● WHAT IS EXPECTED
In full and without changes, output the data.

Page and application data records
━━━━━━━━━━━━━━━━━━━━━━━━━━━━━━
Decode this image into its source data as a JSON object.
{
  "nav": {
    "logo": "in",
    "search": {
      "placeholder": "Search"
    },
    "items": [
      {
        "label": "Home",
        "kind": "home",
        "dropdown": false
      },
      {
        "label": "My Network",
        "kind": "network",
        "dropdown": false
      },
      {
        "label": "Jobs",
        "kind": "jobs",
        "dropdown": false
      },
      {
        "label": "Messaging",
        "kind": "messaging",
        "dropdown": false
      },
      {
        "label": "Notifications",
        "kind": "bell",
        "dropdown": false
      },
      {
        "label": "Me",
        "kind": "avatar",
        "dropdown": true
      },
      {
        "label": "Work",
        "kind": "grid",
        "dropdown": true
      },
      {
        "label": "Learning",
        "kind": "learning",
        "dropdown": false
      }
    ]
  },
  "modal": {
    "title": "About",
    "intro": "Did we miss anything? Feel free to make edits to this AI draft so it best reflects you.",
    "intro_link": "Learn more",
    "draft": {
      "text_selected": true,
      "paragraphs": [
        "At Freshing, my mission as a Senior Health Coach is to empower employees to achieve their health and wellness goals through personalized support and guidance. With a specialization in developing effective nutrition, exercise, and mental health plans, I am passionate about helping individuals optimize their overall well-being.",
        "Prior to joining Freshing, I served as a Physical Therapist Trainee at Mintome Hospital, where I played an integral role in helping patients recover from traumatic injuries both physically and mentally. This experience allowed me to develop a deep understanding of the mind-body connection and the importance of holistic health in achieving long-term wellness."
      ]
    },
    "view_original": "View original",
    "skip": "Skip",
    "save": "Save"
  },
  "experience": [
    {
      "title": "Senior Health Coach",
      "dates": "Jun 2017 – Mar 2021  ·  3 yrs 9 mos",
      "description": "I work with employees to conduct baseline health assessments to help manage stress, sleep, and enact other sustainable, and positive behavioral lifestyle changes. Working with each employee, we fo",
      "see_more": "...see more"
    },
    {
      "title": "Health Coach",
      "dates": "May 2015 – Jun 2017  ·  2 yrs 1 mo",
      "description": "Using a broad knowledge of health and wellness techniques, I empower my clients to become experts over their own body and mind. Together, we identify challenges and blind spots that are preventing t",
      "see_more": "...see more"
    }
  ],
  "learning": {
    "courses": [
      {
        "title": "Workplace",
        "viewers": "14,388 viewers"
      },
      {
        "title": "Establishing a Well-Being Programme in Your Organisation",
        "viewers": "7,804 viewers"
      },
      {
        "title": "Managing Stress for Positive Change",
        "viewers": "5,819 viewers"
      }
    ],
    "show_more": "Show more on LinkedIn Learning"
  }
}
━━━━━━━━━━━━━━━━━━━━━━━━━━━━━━
● FINISHED EXERCISE
Decode this image into its source data as a JSON object.
{
  "nav": {
    "logo": "in",
    "search": {
      "placeholder": "Search"
    },
    "items": [
      {
        "label": "Home",
        "kind": "home",
        "dropdown": false
      },
      {
        "label": "My Network",
        "kind": "network",
        "dropdown": false
      },
      {
        "label": "Jobs",
        "kind": "jobs",
        "dropdown": false
      },
      {
        "label": "Messaging",
        "kind": "messaging",
        "dropdown": false
      },
      {
        "label": "Notifications",
        "kind": "bell",
        "dropdown": false
      },
      {
        "label": "Me",
        "kind": "avatar",
        "dropdown": true
      },
      {
        "label": "Work",
        "kind": "grid",
        "dropdown": true
      },
      {
        "label": "Learning",
        "kind": "learning",
        "dropdown": false
      }
    ]
  },
  "modal": {
    "title": "About",
    "intro": "Did we miss anything? Feel free to make edits to this AI draft so it best reflects you.",
    "intro_link": "Learn more",
    "draft": {
      "text_selected": true,
      "paragraphs": [
        "At Freshing, my mission as a Senior Health Coach is to empower employees to achieve their health and wellness goals through personalized support and guidance. With a specialization in developing effective nutrition, exercise, and mental health plans, I am passionate about helping individuals optimize their overall well-being.",
        "Prior to joining Freshing, I served as a Physical Therapist Trainee at Mintome Hospital, where I played an integral role in helping patients recover from traumatic injuries both physically and mentally. This experience allowed me to develop a deep understanding of the mind-body connection and the importance of holistic health in achieving long-term wellness."
      ]
    },
    "view_original": "View original",
    "skip": "Skip",
    "save": "Save"
  },
  "experience": [
    {
      "title": "Senior Health Coach",
      "dates": "Jun 2017 – Mar 2021  ·  3 yrs 9 mos",
      "description": "I work with employees to conduct baseline health assessments to help manage stress, sleep, and enact other sustainable, and positive behavioral lifestyle changes. Working with each employee, we fo",
      "see_more": "...see more"
    },
    {
      "title": "Health Coach",
      "dates": "May 2015 – Jun 2017  ·  2 yrs 1 mo",
      "description": "Using a broad knowledge of health and wellness techniques, I empower my clients to become experts over their own body and mind. Together, we identify challenges and blind spots that are preventing t",
      "see_more": "...see more"
    }
  ],
  "learning": {
    "courses": [
      {
        "title": "Workplace",
        "viewers": "14,388 viewers"
      },
      {
        "title": "Establishing a Well-Being Programme in Your Organisation",
        "viewers": "7,804 viewers"
      },
      {
        "title": "Managing Stress for Positive Change",
        "viewers": "5,819 viewers"
      }
    ],
    "show_more": "Show more on LinkedIn Learning"
  }
}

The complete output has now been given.